Return the records exactly, keeping every line as it is.

EXTRACTED ENTRIES Block Start

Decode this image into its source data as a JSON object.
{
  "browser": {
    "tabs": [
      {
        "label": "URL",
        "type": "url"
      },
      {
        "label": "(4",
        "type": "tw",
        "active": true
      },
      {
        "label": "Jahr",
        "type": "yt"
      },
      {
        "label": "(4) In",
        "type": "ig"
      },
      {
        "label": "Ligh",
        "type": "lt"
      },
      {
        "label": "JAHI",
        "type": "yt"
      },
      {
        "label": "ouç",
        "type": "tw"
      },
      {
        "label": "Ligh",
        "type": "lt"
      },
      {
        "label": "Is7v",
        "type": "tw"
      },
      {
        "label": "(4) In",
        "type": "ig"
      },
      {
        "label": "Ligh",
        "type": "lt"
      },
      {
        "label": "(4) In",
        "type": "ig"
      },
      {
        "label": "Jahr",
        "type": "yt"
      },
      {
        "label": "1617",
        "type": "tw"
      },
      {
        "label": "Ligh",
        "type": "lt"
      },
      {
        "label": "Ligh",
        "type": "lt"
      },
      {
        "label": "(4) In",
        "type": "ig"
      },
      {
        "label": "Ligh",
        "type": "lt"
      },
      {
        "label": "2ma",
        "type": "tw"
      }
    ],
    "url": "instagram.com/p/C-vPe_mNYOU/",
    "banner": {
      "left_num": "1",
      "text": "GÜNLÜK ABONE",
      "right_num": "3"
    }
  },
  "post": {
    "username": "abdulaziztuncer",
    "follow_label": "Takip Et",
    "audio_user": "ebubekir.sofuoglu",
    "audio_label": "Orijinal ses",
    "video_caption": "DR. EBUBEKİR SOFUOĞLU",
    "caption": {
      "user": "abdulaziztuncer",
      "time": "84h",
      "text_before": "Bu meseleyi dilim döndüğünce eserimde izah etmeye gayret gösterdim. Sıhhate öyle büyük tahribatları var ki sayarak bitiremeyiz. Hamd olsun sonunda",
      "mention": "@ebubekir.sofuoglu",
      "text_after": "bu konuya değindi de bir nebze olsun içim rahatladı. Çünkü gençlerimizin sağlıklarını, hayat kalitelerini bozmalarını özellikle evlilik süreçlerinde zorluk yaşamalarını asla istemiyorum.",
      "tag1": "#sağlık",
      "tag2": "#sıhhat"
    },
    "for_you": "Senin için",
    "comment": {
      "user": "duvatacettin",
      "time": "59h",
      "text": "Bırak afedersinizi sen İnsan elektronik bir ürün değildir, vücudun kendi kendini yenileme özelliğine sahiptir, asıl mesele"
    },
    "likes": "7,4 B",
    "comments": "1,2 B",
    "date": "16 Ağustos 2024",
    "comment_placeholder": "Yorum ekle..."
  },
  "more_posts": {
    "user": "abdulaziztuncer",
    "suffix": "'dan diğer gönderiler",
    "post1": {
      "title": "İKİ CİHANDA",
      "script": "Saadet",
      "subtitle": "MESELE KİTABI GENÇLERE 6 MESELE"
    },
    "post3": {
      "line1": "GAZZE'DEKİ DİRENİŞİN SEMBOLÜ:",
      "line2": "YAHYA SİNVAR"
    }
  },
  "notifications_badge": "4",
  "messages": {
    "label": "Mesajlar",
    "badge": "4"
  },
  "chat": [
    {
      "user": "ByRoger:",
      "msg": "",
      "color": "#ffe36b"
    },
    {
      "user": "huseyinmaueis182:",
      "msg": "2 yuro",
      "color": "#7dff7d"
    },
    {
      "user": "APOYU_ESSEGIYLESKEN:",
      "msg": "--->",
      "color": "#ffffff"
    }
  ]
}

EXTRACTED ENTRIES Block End

EXPECTED ANSWER:
Decode this image into its source data as a JSON object.
{
  "browser": {
    "tabs": [
      {
        "label": "URL",
        "type": "url"
      },
      {
        "label": "(4",
        "type": "tw",
        "active": true
      },
      {
        "label": "Jahr",
        "type": "yt"
      },
      {
        "label": "(4) In",
        "type": "ig"
      },
      {
        "label": "Ligh",
        "type": "lt"
      },
      {
        "label": "JAHI",
        "type": "yt"
      },
      {
        "label": "ouç",
        "type": "tw"
      },
      {
        "label": "Ligh",
        "type": "lt"
      },
      {
        "label": "Is7v",
        "type": "tw"
      },
      {
        "label": "(4) In",
        "type": "ig"
      },
      {
        "label": "Ligh",
        "type": "lt"
      },
      {
        "label": "(4) In",
        "type": "ig"
      },
      {
        "label": "Jahr",
        "type": "yt"
      },
      {
        "label": "1617",
        "type": "tw"
      },
      {
        "label": "Ligh",
        "type": "lt"
      },
      {
        "label": "Ligh",
        "type": "lt"
      },
      {
        "label": "(4) In",
        "type": "ig"
      },
      {
        "label": "Ligh",
        "type": "lt"
      },
      {
        "label": "2ma",
        "type": "tw"
      }
    ],
    "url": "instagram.com/p/C-vPe_mNYOU/",
    "banner": {
      "left_num": "1",
      "text": "GÜNLÜK ABONE",
      "right_num": "3"
    }
  },
  "post": {
    "username": "abdulaziztuncer",
    "follow_label": "Takip Et",
    "audio_user": "ebubekir.sofuoglu",
    "audio_label": "Orijinal ses",
    "video_caption": "DR. EBUBEKİR SOFUOĞLU",
    "caption": {
      "user": "abdulaziztuncer",
      "time": "84h",
      "text_before": "Bu meseleyi dilim döndüğünce eserimde izah etmeye gayret gösterdim. Sıhhate öyle büyük tahribatları var ki sayarak bitiremeyiz. Hamd olsun sonunda",
      "mention": "@ebubekir.sofuoglu",
      "text_after": "bu konuya değindi de bir nebze olsun içim rahatladı. Çünkü gençlerimizin sağlıklarını, hayat kalitelerini bozmalarını özellikle evlilik süreçlerinde zorluk yaşamalarını asla istemiyorum.",
      "tag1": "#sağlık",
      "tag2": "#sıhhat"
    },
    "for_you": "Senin için",
    "comment": {
      "user": "duvatacettin",
      "time": "59h",
      "text": "Bırak afedersinizi sen İnsan elektronik bir ürün değildir, vücudun kendi kendini yenileme özelliğine sahiptir, asıl mesele"
    },
    "likes": "7,4 B",
    "comments": "1,2 B",
    "date": "16 Ağustos 2024",
    "comment_placeholder": "Yorum ekle..."
  },
  "more_posts": {
    "user": "abdulaziztuncer",
    "suffix": "'dan diğer gönderiler",
    "post1": {
      "title": "İKİ CİHANDA",
      "script": "Saadet",
      "subtitle": "MESELE KİTABI GENÇLERE 6 MESELE"
    },
    "post3": {
      "line1": "GAZZE'DEKİ DİRENİŞİN SEMBOLÜ:",
      "line2": "YAHYA SİNVAR"
    }
  },
  "notifications_badge": "4",
  "messages": {
    "label": "Mesajlar",
    "badge": "4"
  },
  "chat": [
    {
      "user": "ByRoger:",
      "msg": "",
      "color": "#ffe36b"
    },
    {
      "user": "huseyinmaueis182:",
      "msg": "2 yuro",
      "color": "#7dff7d"
    },
    {
      "user": "APOYU_ESSEGIYLESKEN:",
      "msg": "--->",
      "color": "#ffffff"
    }
  ]
}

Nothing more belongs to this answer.